Pain is the most common reason people visit a doctor. When treating pain, physicians have long wrestled with a dilemma: How can a doctor relieve a patient's suffering while avoiding the potential for that patient to become addicted to a powerful, opiate pain medication?
Today, the medical profession has concluded that many doctors underprescribe powerful painkillers because they overestimate the potential for patients to become addicted to these painkillers, which include opiates (from opium) such as morphine and codeine, and substances that are structurally related to morphine. The term "opioids" is used to describe the entire class (both synthetic and natural) of chemicals structurally similar to morphine. Although these drugs carry an extreme risk of addiction for many people, many physicians are not aware that these drugs are rarely abused when used for medicinal purposes.
When doctors limit pain medication, thousands of patients suffer needlessly, according to a number of studies. This quandary over the prescription of powerful pain relievers continues while investigators search for new ways to control pain. NIDA-funded researchers are spearheading the exploration for new painkillers that are effective but nonaddicting.
Opium, the bitter dried juice of the opium poppy, has been used for centuries to relieve pain. Opium's analgesic properties come from morphine, opium's major active component.
In the 1970s and 1980s, researchers discovered morphine-like substances that occur naturally in the body, the endogenous opioid peptides.
However, the debilitating side effects that opiate medications can produce, such as nausea, sedation, confusion, and constipation, limit their effectiveness and contribute to the need for alternative analgesics.
NIDA-supported researchers are addressing this need through a number of experimental approaches. These include:
- Developing opioid compounds, syn thetic derivatives of opiates, that promote pain relief without producing the euphoria, or "high," that can lead to addiction
- Developing "promoter compounds" that enhance the pain-relieving effects of opioids so that smaller doses can be used
- Developing nonopioid analgesics that function through different pain-relief processes and presumably will not produce the negative side effects of opioids
Years of research have uncovered three categories of opioids: agonists, such as Demerol and methadone, that mimic the effects of endogenous opioids; antagonists, such as naloxone, that block certain effects of opioids; and mixed agonist-antagonist opioid agents, such as buprenorphine and nalbuphine, that both activate and block specific opioid effects. These partial agonists-buprenorphine and nalbuphine- minimize the agonists' negative side effects, including sedation, respiratory problems, and abuse potential, while relieving pain.
Opiates, including morphine and codeine, and synthetic opioids, such as Demerol and fentanyl, work by mimicking the endogenous opioid peptides, pain-relieving chemicals produced in the body. These peptides bind chemically to opiate receptors, activating pain-relieving systems in the brain and spinal cord. But opioids can cause undesirable side effects such as nausea, sedation, confusion, and constipation. With prolonged use of opiates and opioids, individuals become tolerant to the drugs, require larger doses, and can become physically dependent on the drugs.

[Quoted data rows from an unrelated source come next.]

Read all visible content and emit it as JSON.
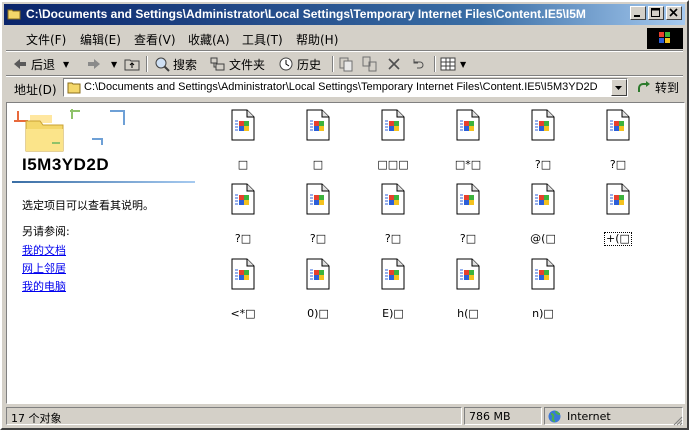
{
  "window": {
    "title": "C:\\Documents and Settings\\Administrator\\Local Settings\\Temporary Internet Files\\Content.IE5\\I5M"
  },
  "menu": [
    "文件(F)",
    "编辑(E)",
    "查看(V)",
    "收藏(A)",
    "工具(T)",
    "帮助(H)"
  ],
  "toolbar": {
    "back": "后退",
    "search": "搜索",
    "folders": "文件夹",
    "history": "历史"
  },
  "address": {
    "label": "地址(D)",
    "value": "C:\\Documents and Settings\\Administrator\\Local Settings\\Temporary Internet Files\\Content.IE5\\I5M3YD2D",
    "go": "转到"
  },
  "left_panel": {
    "folder_name": "I5M3YD2D",
    "description": "选定项目可以查看其说明。",
    "see_also": "另请参阅:",
    "links": [
      "我的文档",
      "网上邻居",
      "我的电脑"
    ]
  },
  "files": [
    {
      "name": "□"
    },
    {
      "name": "□"
    },
    {
      "name": "□□□"
    },
    {
      "name": "□*□"
    },
    {
      "name": "?□"
    },
    {
      "name": "?□"
    },
    {
      "name": "?□"
    },
    {
      "name": "?□"
    },
    {
      "name": "?□"
    },
    {
      "name": "?□"
    },
    {
      "name": "@(□"
    },
    {
      "name": "+(□"
    },
    {
      "name": "<*□"
    },
    {
      "name": "0)□"
    },
    {
      "name": "E)□"
    },
    {
      "name": "h(□"
    },
    {
      "name": "n)□"
    }
  ],
  "status": {
    "count": "17 个对象",
    "size": "786 MB",
    "zone": "Internet"
  },
  "colors": {
    "title_start": "#0a246a",
    "title_end": "#a6caf0",
    "link": "#0000ee"
  }
}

In recent years, research has shown that doctors' fears that patients will become addicted to pain medication, known as "opiophobia," are largely unfounded. Studies indicate that most patients who receive opioids for pain, even those undergoing long-term therapy, do not become addicted to these drugs. The very few patients who develop rapid and marked tolerance and addiction to opioids are usually those who have a history of psychological problems or prior substance abuse.
One study found that only four out of more than 12,000 patients who were given opioids for acute pain actually became addicted to the drugs. Even long-term therapy has limited potential for addiction. In a study of 38 chronic pain patients, most of whom received opioids for 4 to 7 years, only 2 patients actually became addicted, and both had a history of drug abuse.
The problem of underprescription of opiates and opioids and the accompanying
needless suffering for millions of patients has prompted official reaction.
In 1992 the Federal Agency for Health Care Policy and Research issued guidelines
for the treatment of pain. The recommendations encourage health professionals
to ignore myths about addiction to pain medications and to cease groundless
restrictions on the dispensing of opioid pain relievers. The guidelines
also recommend greater use of intravenous drug "pumps," which
allow nurses or patients themselves to control the timing and dosage of
the drug being taken. Following the guidelines, the agency said, would
not only relieve unnecessary suffering, but would speed patients' recovery
and reduce hospital stays and costs.
National Institute on Drug Abuse